Expungment / Sealing of Records

EXPUNGEMENT / SEALING RECORDS

Frequently called an “expungement,” in Ohio, a person’s criminal records can be sealed if he or she is an eligible person.

Who is eligible?  –  Previously, only first time offenders (i.e. individuals with one, and only one, conviction) were eligible.  After a change in the law in 2012, more individuals are now eligible.  A person is eligible if they have only one felony convictions, OR two misdemeanor convictions, OR one felony and one misdemeanor conviction.  However, most minor misdemeanor traffic offenses do not count as an offense for purposes of sealing records.  Additionally, if two or more convictions resulted from offenses are connected with the same act or result from offenses committed at the same time, the convictions count as one conviction.  An exception allowing eligibility may apply for multiple convictions for conduct within a three-month period, if charged in the same Complaint or Indictment, or as a result of the same guilty plea.

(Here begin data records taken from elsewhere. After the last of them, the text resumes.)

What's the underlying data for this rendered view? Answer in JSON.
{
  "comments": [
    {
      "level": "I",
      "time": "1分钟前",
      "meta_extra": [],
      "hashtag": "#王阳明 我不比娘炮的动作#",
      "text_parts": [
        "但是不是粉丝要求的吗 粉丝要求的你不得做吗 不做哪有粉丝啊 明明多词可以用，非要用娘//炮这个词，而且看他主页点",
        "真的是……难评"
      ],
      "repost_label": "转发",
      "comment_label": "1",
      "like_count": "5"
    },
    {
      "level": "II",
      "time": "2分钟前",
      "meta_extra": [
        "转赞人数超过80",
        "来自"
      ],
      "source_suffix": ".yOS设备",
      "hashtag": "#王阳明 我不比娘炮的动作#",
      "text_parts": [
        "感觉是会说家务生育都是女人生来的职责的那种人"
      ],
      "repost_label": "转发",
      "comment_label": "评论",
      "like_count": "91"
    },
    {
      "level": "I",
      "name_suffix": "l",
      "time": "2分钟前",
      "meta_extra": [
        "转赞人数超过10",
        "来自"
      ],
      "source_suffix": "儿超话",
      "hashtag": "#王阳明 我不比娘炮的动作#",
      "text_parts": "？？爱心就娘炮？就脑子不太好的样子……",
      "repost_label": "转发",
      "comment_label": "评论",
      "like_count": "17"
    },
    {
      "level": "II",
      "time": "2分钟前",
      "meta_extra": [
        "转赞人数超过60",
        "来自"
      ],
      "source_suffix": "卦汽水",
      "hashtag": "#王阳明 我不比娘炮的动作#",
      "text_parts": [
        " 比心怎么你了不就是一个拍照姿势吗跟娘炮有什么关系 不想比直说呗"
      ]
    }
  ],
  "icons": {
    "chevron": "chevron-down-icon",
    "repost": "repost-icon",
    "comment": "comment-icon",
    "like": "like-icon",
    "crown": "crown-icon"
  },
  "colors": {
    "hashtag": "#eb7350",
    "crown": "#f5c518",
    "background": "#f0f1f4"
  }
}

See R.C. § 2953.31(A).

 

What offenses cannot be sealed?  A person is NOT eligible to have his or her criminal record sealed if he or she was convicted of certain offenses, including, but not limited to, the following offenses:

  • Convictions with mandatory prison terms
  • Rape (R.C. § 2907.02)
  • Sexual Battery (R.C. § 2907.03)
  • Corrupting a Minor (R.C. § 2907.04)
  • Gross Sexual Imposition (R.C. § 2907.05)
  • Sexual Imposition (R.C. § 2907.06)
  • Importuning (R.C. 2907.07)
  • Voyeurism (R.C. § 2907.08) when the victim is under the age of 18
  • Public Indecency (R.C. § 2907.09) when the victim is under the age of 18
  • Compelling Prostitution (R.C. § 2907.21) when the victim is under the age of 18
  • Promoting Prostitution (R.C. § 2907.22) when the victim is under the age of 18
  • Procuring (R.C. § 2907.23) when the victim is under the age of 18
  • Disseminating Matter Harmful to Juveniles (R.C. § 2907.31) when the victim is under the age of 18
  • Displaying Matter Harmful to Juveniles (R.C. § 2907.311) when the victim is under the age of 18
  • Pandering Obscenity (R.C. § 2907.32) when the victim is under the age of 18
  • Deception to Obtain Matter Harmful to Juveniles (R.C. § 2907.33) when the victim is under the age of 18
  • Obscenity Involving a Minor (R.C. § 2907.321)
  • Pornography Involving a Minor (R.C. § 2907.322)
  • Illegal Use of a Minor in Pornography (R.C. § 2907.323)
  • Convictions for crimes of violence (first degree misdemeanors and felonies)
  • Conviction for first degree misdemeanors and felonies when the victim of the offense is under the age of 18
  • Convictions for felonies of the first or second degree

 

When can an offense be expunged/sealed?  An eligible person convicted of a misdemeanor may apply after one year has passed following the final discharge.  An eligible person convicted of a felony may apply after three years have passed following the final discharge.  “Final discharge” means that the eligible person has completed all jail time, probation, and/or community service, and all fines and costs have been paid.  See R.C. § 2953.32(A)(1).

 

What will the Court consider?  First, the Court will determine whether the applicant is a first offender.  Then, the Court will determine whether any criminal proceedings are currently pending against the applicant.  If the Prosecutor has filed an objection to the application, the Court will consider the reasons presented by the Prosecutor.  Finally, the Court will weigh the interests of the applicant in having the records sealed against the Government’s need, if any, to maintain the records.  See R.C. § 2953.32(C)(1).

 

What happens if the Application is approved?  If the Court approves the Application to Seal the Records, the Court will order all official records of the conviction be sealed, all indexes referring to the conviction be deleted, and the proceedings will be considered to have never occurred.  However, the records may be unsealed upon the conviction of a subsequent offense for the purpose of determining a sentence in the subsequent conviction.  The Order to seal the conviction will restore all rights and privileges that were not restored by the final discharge.